(Stored data)
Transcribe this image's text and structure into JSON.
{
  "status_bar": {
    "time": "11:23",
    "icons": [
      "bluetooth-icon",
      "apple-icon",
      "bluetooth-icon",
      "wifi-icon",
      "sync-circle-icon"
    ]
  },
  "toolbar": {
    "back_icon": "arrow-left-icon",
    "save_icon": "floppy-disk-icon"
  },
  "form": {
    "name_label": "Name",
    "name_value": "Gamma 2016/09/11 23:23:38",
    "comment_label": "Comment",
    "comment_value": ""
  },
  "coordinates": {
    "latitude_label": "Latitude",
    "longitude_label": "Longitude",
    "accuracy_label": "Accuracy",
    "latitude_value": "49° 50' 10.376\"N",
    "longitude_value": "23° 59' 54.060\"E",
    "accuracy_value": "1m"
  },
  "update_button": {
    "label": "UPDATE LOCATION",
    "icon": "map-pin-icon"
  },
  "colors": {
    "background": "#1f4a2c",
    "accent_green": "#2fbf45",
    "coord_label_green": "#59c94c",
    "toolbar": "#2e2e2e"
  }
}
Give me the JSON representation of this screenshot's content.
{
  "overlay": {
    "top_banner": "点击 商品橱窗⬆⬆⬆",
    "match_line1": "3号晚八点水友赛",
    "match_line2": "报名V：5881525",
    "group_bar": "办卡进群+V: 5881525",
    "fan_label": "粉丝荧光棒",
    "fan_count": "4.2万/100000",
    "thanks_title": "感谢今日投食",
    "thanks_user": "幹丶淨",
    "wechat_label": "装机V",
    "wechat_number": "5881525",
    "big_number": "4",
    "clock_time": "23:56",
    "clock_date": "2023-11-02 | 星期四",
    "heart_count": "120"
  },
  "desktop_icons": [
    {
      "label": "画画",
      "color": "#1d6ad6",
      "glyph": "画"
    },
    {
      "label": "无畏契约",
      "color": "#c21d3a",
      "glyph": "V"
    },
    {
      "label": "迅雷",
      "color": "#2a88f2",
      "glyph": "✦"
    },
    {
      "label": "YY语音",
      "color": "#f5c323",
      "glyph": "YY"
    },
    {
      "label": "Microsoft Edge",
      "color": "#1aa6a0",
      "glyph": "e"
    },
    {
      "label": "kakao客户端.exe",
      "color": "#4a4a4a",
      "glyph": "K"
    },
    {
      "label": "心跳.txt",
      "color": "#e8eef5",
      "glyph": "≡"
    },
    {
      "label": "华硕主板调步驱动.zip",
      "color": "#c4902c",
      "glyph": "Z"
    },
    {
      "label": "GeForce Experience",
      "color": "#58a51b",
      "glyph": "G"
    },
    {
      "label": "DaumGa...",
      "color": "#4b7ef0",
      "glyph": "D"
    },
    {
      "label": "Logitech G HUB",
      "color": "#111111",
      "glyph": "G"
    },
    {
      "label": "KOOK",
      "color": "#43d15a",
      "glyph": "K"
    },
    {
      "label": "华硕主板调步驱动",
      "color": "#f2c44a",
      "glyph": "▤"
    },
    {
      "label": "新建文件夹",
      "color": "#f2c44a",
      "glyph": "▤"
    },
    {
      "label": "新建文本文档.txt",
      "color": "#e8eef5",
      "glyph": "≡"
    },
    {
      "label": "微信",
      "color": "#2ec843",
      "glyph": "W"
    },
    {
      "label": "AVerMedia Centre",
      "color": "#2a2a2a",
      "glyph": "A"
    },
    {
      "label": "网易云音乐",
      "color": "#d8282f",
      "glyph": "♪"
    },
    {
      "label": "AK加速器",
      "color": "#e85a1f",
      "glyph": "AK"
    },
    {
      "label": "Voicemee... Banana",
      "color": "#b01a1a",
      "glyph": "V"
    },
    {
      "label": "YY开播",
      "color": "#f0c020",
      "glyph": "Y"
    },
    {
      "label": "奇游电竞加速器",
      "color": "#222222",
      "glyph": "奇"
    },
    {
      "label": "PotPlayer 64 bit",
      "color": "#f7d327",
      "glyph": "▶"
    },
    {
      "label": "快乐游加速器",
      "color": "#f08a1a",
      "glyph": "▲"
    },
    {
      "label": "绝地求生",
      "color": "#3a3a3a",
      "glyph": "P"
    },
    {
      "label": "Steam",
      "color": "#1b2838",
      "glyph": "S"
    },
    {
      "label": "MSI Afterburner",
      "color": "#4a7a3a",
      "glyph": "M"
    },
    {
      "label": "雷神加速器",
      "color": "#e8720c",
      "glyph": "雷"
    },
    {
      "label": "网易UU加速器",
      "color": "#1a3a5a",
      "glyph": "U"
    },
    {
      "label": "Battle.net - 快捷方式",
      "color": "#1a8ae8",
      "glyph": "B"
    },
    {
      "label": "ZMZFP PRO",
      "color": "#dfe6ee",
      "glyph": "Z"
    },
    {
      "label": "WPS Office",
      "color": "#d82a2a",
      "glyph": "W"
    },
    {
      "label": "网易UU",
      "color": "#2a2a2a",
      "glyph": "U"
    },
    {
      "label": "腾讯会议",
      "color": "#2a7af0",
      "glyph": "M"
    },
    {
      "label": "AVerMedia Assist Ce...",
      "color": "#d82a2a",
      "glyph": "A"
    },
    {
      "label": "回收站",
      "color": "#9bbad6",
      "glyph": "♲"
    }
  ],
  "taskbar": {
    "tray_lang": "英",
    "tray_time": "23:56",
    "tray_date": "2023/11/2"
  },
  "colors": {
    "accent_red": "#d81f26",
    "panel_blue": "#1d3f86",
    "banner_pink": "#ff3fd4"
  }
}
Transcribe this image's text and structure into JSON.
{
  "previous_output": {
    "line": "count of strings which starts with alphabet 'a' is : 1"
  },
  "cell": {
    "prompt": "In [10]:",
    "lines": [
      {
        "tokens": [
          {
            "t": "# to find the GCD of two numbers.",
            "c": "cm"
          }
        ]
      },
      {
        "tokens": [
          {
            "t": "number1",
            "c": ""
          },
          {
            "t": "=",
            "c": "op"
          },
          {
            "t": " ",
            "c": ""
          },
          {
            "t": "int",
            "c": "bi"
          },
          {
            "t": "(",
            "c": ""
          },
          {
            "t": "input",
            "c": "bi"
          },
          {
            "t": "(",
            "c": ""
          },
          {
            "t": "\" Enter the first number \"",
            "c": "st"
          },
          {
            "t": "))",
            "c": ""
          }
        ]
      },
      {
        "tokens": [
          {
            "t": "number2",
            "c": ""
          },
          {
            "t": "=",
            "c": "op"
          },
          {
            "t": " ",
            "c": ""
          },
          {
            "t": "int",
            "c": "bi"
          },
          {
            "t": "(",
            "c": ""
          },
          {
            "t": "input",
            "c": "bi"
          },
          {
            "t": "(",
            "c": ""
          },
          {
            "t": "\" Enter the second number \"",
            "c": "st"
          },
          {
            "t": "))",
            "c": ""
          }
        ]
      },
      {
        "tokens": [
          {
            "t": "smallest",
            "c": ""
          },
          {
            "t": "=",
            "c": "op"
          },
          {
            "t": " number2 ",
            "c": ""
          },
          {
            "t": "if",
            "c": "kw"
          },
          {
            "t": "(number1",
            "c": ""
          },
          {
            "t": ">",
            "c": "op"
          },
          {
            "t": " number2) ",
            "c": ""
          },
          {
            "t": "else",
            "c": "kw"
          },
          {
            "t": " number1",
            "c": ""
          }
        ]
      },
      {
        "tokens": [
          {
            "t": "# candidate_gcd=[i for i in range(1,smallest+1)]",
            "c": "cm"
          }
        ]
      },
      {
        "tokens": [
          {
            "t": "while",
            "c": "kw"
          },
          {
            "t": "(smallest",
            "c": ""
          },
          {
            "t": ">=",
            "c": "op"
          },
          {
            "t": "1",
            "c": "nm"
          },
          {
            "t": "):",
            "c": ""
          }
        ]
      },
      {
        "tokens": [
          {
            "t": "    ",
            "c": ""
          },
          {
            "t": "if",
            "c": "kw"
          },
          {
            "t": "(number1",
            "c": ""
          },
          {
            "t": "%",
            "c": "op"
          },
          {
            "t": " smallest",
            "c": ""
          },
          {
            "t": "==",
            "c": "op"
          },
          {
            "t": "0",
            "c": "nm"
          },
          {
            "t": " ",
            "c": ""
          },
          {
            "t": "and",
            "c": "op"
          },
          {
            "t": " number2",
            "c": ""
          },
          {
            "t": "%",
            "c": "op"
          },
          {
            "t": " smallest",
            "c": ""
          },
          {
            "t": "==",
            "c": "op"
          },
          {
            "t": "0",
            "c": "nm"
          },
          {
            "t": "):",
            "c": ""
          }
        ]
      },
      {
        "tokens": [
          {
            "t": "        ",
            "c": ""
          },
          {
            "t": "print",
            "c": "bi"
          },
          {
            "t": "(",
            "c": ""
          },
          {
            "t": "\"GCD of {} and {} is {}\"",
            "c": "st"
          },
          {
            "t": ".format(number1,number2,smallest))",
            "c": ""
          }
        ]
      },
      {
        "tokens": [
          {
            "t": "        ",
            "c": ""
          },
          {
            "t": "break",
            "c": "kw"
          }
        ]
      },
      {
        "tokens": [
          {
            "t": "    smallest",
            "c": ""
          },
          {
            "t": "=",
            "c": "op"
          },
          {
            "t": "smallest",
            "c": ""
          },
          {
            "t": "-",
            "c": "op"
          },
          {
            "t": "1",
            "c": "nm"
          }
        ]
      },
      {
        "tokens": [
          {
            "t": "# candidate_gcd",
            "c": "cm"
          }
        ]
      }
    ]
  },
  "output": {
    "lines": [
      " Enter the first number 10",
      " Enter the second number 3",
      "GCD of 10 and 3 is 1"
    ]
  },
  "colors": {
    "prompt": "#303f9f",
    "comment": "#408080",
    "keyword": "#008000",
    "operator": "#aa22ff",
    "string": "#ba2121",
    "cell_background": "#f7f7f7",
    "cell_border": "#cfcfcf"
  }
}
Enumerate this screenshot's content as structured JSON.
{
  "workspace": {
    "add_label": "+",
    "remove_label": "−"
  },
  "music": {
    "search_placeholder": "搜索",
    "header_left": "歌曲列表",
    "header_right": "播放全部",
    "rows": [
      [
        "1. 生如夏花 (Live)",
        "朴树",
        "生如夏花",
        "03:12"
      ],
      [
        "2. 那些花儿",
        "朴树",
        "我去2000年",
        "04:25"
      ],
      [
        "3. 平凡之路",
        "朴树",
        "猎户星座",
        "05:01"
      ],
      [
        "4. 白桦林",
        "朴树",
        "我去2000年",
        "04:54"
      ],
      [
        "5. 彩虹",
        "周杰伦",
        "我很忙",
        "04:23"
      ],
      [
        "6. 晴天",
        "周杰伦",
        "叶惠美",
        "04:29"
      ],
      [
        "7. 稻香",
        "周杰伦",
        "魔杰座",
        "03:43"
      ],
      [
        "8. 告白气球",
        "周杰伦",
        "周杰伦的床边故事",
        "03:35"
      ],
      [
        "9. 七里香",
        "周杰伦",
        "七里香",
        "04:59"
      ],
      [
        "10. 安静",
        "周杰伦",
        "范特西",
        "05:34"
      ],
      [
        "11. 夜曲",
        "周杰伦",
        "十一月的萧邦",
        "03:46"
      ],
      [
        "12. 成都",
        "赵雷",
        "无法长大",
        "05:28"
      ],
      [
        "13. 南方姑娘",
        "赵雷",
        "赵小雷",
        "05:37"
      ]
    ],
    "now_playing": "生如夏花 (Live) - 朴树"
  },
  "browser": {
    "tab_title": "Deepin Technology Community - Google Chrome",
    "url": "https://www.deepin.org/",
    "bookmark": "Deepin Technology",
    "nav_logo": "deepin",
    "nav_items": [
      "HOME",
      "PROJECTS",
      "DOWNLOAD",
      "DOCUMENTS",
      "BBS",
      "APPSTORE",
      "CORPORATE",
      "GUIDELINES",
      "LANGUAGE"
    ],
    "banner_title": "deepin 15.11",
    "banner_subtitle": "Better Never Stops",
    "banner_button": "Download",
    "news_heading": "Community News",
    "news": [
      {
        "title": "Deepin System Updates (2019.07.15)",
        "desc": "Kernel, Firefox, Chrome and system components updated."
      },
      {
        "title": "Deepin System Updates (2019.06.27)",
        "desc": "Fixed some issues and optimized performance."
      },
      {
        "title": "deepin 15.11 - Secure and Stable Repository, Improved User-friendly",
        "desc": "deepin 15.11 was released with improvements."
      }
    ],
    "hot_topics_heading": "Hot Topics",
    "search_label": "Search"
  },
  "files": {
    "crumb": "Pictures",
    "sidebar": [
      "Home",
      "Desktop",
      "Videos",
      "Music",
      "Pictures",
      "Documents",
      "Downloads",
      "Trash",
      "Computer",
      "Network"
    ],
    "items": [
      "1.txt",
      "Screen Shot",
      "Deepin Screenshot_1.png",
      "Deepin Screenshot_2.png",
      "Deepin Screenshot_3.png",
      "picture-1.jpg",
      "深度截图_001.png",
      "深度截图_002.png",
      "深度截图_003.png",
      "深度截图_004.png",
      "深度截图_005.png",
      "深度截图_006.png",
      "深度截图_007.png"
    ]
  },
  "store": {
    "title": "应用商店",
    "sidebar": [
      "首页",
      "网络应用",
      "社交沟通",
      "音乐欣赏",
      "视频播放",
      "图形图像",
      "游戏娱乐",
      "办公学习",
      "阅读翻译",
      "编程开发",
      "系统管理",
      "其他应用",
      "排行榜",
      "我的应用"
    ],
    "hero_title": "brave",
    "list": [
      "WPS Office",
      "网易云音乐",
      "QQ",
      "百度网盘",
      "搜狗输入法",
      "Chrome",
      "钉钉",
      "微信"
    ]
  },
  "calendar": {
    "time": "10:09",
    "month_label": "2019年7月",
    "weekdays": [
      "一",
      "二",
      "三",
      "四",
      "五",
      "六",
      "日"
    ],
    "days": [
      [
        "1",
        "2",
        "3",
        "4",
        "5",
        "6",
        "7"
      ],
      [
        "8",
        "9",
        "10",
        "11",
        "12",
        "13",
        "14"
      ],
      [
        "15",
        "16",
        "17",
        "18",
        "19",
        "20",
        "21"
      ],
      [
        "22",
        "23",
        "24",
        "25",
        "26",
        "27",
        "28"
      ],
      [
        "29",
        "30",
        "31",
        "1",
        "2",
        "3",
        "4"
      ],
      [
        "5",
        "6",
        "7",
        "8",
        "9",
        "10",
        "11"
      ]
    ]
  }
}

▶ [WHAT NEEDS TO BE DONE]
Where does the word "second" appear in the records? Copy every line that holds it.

▶ [PROBLEM SOLUTION]
            "t": "\" Enter the second number \"",
      " Enter the second number 3",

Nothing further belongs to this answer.